The teachers agreed to work for free, but apparently that wasn't enough -- so school's out.
That's the latest in Buena Vista, Mich., a school district of less than 500 students that closed its schools Tuesday because it is broke. At an emergency meeting Monday evening, hours after teachers voted to work for free for at least a week since the district determined it could not pay them, the school board opted to shut down schools.
Although the school year doesn't officially end until June 23, on Tuesday morning, the school district posted a notice on its website: "School will be closed Tuesday."
Tuesday also happens to be Teacher Appreciation Day. There will be a meeting for parents that evening.
Rep. Dan Kildee, a Democrat who represents Buena Vista in the U.S. House of Representatives, told The Huffington Post Tuesday that he's been hearing from furious constituents. "They're frustrated and they're angry. Having served on a school board, I understand. When parents are advocating for their own children it's the most … meaningful interaction with government they'll have."
If schools stay shuttered for the remainder of the year, some seniors might be prevented from graduating. "The solution there ought not include simply calling it a year and ending the school year at this point," Kildee said. "I can't understand it."
In the long run, he said, the school district should be consolidated -- but in the meantime the state and district should ensure students have a school.
"Every Michigan resident who pays their taxes ... has a right to have their kids go to school and not be subject to mismanagement such as this," he said. "There's a month left in school. They just need to make sure that the school district can operate and finish the school year … and use whatever authority the state has to rectify the situation."
Kildee said the teachers' offer to work for free was a "gesture of professionalism," and that he didn't understand why the district didn't take them up on their offer.
Sources say Gov. Rick Snyder (R-Mich.) is working with the Michigan Department of Education to find a solution, but Snyder's representatives did not immediately return request for comment.
While teachers voted to teach for free before the layoff notice, Joe Ann Nash, the Buena Vista Education Assoc. president, told MLive that "everything's uncertain" and that there's no plan for Wednesday.
Buena Vista has been operating on a $1 million deficit, but the most immediate cause of its financial desperation is an accounting problem. Buena Vista accepted money for running the Wolverine Secure Treatment Center even though the district was no longer working with the center -- then spent it. Now, the state is freezing school funding for at least three months to recoup about $402,000. Buena Vista also owes the state treasury and pension funds.
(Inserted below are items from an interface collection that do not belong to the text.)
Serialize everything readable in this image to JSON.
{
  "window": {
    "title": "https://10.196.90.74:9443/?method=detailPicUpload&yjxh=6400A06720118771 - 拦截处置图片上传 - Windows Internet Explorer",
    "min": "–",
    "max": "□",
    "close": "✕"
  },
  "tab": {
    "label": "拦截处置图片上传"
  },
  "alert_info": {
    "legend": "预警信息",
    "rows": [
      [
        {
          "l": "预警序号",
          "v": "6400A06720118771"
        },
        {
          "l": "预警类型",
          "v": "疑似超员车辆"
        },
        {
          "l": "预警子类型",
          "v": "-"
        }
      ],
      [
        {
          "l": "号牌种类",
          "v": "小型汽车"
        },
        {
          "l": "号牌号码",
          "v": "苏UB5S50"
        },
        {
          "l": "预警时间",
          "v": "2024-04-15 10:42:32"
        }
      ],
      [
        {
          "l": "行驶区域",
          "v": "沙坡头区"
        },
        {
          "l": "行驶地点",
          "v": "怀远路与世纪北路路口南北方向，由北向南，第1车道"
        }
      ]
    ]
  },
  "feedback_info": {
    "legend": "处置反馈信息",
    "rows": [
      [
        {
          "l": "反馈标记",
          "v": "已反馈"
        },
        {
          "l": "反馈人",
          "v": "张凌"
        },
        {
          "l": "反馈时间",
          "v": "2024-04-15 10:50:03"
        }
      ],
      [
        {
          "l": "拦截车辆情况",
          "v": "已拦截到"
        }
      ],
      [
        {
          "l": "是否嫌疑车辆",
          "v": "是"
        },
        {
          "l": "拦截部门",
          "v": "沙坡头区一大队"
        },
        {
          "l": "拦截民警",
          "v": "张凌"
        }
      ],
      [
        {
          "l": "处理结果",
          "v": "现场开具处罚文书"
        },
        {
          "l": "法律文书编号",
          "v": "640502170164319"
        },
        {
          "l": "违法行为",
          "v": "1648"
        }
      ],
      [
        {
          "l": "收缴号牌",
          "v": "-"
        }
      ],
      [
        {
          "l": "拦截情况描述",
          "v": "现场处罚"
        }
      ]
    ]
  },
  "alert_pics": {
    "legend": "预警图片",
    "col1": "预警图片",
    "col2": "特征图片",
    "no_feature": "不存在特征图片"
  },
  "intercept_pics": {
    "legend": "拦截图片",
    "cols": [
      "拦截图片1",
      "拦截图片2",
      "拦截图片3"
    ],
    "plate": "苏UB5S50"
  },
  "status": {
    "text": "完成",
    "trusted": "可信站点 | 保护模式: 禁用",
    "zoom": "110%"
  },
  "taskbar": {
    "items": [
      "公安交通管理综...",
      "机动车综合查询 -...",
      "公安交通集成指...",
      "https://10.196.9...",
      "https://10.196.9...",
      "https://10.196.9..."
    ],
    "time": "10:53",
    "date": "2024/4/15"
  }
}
The state maintains that recouping the money is a legal obligation. "This is a district-created financial situation that has resulted in a hardship for students and teachers, and the community," said Jan Ellis, a spokesperson for the MDOE. "Buena Vista needs to operate under the same laws and rules of every other school district."
Ellis said that two things are preventing the state from paying Buena Vista: its lack of a viable deficit reduction plan and the advance money it spent for services it wasn't providing. "There's no way legally for us to provide funding," Ellis said.
It is unclear whether there is any way for the state legislature to fill in the gap.
The Michigan Education Association union is still considering legal action. "Last night, we yet again saw proof that politicians, administrators and other so-called 'leaders' consistently put money first and our kids last," Steve Cook, president of the MEA, said in a statement.
"Faced with a selfless offer of help from their employees to continue working, without the guarantee of a paycheck next payday, Buena Vista's school board and administration gave up on their students and employees and laid everyone off."
Representatives from the school district did not return request for comment on Tuesday. On Monday afternoon, before the emergency meeting, Superintendent Deborah Hunter-Harvill told HuffPost she urged everyone to "pray for our children" as the district seeks a solution.
UPDATE: 8:35 p.m. -- According to reports from local media, the school board told community members at Tuesday night's meeting that schools will remain closed until further notice. School board members indicated that Monday's vote for the closures was unanimous.
Emotions ran high at the meeting. The superintendent said she was "95 percent sure" the high school would still hold its prom and graduation, reported NBC 25's Walter Smith-Randolph. But she added that the dates of those events might change, saying she would have more information Thursday.
One valedictorian burst into tears, reports ABC12's Jennifer Profitt. The top student added, "something needs to be done."